(Data records for software interfaces)
╔══
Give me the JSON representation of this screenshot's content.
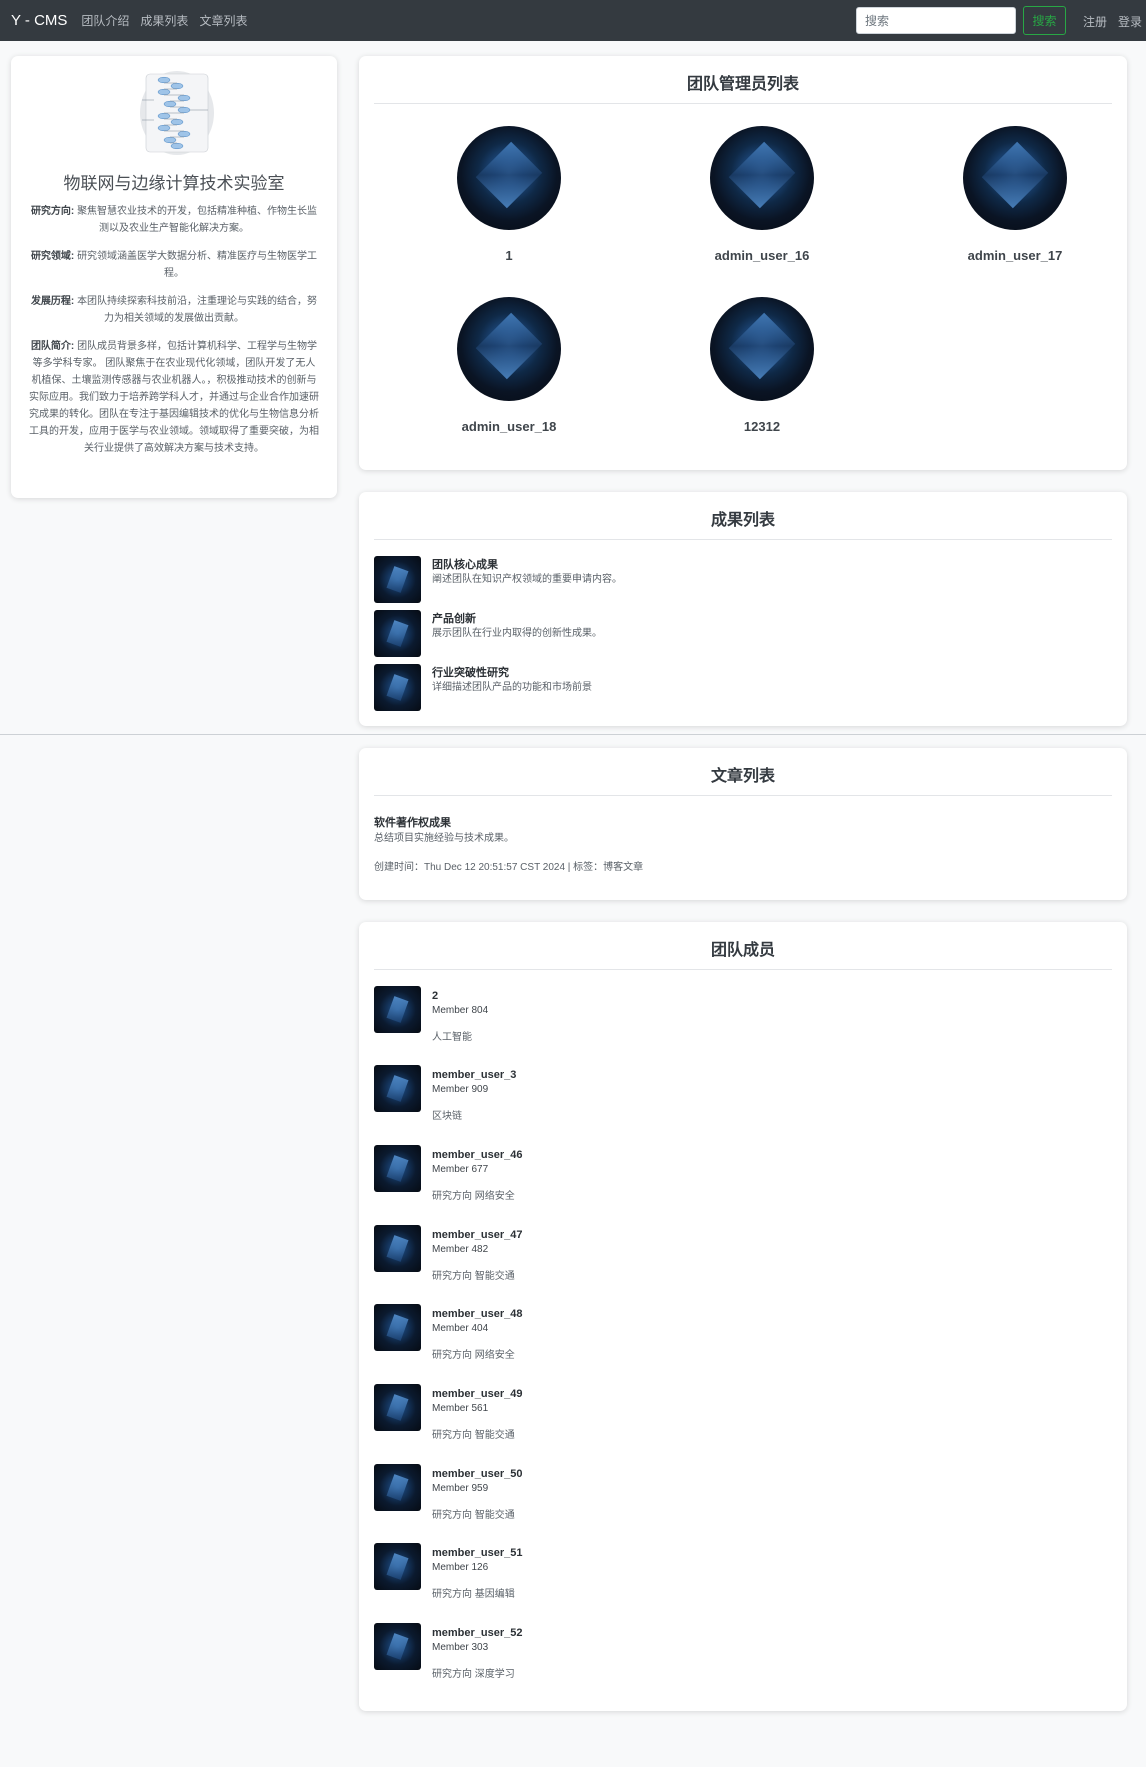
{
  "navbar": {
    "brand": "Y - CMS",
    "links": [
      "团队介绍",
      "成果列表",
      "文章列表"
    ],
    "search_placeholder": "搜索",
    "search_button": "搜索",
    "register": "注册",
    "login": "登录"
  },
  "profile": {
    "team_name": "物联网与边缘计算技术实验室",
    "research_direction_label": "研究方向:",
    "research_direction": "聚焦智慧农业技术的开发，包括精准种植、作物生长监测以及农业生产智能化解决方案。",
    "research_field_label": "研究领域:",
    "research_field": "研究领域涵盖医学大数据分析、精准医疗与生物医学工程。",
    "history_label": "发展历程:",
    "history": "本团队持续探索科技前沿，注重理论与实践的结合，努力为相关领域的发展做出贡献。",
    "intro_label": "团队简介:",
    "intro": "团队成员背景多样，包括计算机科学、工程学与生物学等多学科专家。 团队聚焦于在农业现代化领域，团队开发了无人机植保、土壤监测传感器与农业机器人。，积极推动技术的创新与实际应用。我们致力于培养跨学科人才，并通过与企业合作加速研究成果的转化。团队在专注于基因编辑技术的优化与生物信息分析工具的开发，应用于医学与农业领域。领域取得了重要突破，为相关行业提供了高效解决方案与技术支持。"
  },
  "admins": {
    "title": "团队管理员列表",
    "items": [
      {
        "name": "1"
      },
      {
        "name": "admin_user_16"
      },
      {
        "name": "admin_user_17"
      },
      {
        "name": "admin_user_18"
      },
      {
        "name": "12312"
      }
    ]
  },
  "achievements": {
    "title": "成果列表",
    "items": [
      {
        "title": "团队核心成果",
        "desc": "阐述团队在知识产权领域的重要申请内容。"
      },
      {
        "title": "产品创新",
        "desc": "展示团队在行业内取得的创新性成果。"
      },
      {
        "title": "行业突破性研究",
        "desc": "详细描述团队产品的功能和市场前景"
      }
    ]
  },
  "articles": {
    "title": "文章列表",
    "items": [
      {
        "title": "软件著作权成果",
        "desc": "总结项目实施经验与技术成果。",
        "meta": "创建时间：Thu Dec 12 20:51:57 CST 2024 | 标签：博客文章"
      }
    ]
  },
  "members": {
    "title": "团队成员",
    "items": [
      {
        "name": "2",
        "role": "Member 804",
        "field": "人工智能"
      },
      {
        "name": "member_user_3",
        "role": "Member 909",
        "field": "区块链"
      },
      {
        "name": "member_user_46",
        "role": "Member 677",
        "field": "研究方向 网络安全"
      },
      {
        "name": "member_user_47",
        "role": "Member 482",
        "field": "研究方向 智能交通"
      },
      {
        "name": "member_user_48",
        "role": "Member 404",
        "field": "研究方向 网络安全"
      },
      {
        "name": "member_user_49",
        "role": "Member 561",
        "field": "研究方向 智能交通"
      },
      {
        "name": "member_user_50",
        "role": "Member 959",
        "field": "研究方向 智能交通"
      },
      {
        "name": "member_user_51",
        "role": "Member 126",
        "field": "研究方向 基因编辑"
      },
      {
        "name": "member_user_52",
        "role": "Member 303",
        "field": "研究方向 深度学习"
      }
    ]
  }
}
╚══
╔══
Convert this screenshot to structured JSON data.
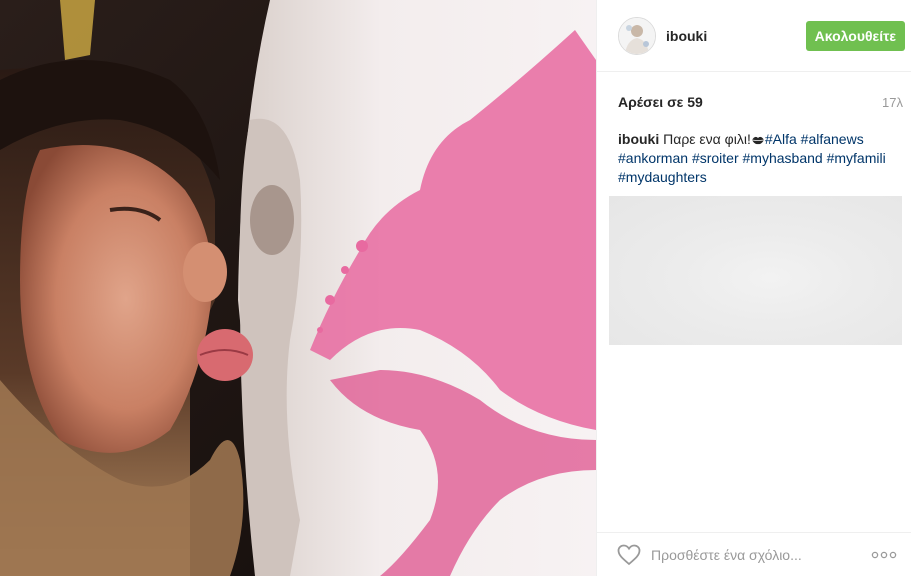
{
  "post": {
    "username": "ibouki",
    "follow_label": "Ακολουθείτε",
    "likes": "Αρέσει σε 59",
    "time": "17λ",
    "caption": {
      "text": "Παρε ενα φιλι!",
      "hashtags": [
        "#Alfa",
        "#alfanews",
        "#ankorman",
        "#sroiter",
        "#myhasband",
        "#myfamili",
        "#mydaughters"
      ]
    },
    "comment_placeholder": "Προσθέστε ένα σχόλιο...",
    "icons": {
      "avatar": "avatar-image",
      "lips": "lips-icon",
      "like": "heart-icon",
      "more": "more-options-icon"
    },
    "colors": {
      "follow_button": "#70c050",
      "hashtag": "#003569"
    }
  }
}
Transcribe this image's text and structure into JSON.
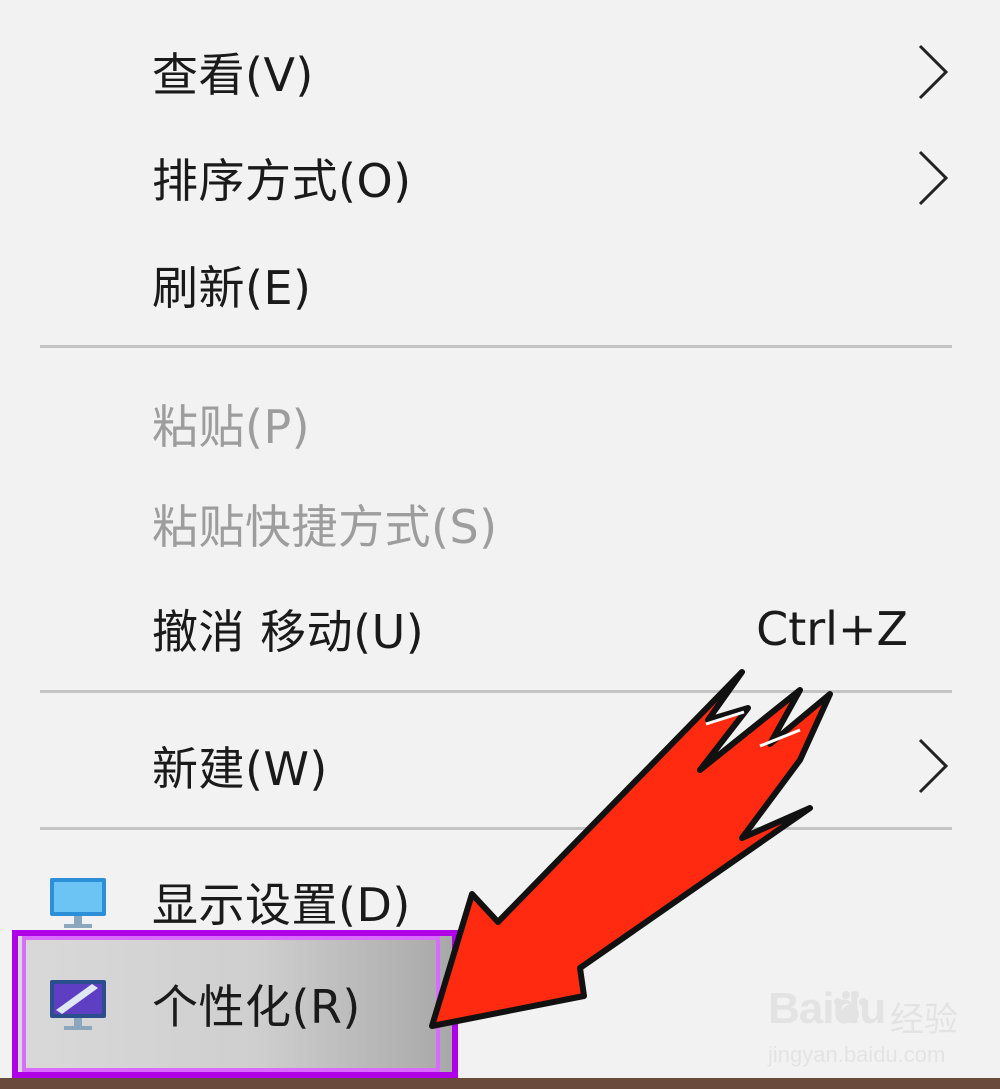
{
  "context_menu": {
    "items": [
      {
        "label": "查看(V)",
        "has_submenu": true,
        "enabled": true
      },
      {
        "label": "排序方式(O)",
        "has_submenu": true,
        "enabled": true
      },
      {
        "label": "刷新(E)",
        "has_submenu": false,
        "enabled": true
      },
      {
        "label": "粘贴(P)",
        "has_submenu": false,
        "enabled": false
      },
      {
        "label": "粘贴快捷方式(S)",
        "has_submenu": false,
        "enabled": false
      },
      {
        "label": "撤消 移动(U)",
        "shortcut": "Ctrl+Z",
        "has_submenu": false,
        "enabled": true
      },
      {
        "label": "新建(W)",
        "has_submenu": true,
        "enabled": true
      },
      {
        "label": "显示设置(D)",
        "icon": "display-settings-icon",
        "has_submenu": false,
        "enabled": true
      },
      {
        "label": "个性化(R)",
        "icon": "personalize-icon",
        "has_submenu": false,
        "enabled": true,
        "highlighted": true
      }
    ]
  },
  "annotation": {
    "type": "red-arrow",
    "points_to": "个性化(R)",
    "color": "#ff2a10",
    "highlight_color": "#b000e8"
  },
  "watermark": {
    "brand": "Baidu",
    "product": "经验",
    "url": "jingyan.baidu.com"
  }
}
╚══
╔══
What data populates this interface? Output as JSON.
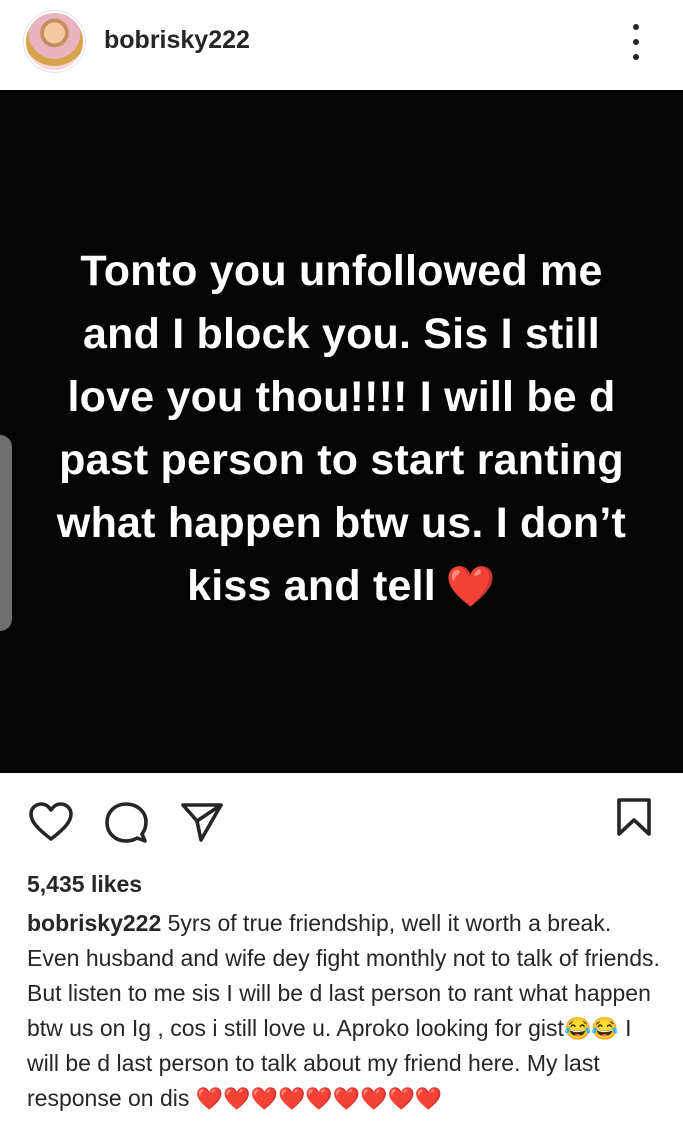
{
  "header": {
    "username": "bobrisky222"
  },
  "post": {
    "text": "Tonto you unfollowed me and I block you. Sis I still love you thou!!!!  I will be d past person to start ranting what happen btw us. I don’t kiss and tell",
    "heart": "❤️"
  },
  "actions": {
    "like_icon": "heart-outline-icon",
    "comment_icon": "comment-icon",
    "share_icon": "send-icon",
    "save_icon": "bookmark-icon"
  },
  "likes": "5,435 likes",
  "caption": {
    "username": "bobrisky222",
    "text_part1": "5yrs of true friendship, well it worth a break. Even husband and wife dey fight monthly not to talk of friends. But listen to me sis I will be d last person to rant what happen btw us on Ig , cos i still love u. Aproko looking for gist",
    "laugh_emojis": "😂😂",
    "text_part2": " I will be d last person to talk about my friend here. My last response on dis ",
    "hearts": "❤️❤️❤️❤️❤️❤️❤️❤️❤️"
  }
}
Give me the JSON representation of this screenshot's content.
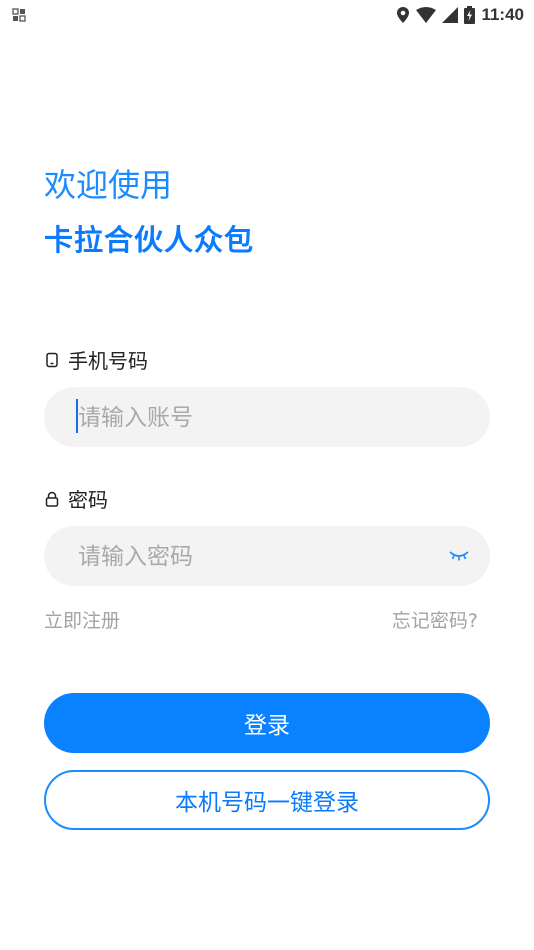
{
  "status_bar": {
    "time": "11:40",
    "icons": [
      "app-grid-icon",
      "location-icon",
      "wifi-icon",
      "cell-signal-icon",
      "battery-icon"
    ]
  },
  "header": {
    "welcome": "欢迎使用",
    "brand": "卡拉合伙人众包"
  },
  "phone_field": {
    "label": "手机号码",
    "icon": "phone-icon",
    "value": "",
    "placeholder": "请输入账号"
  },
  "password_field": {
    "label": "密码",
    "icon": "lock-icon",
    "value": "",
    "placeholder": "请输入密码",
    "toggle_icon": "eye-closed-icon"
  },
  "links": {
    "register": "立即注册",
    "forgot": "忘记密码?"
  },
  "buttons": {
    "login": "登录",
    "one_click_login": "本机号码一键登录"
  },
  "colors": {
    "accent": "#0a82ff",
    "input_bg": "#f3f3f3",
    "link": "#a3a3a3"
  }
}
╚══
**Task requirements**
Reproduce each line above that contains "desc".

**Solved problem**
        "desc": "阐述团队在知识产权领域的重要申请内容。"
        "desc": "展示团队在行业内取得的创新性成果。"
        "desc": "详细描述团队产品的功能和市场前景"
        "desc": "总结项目实施经验与技术成果。",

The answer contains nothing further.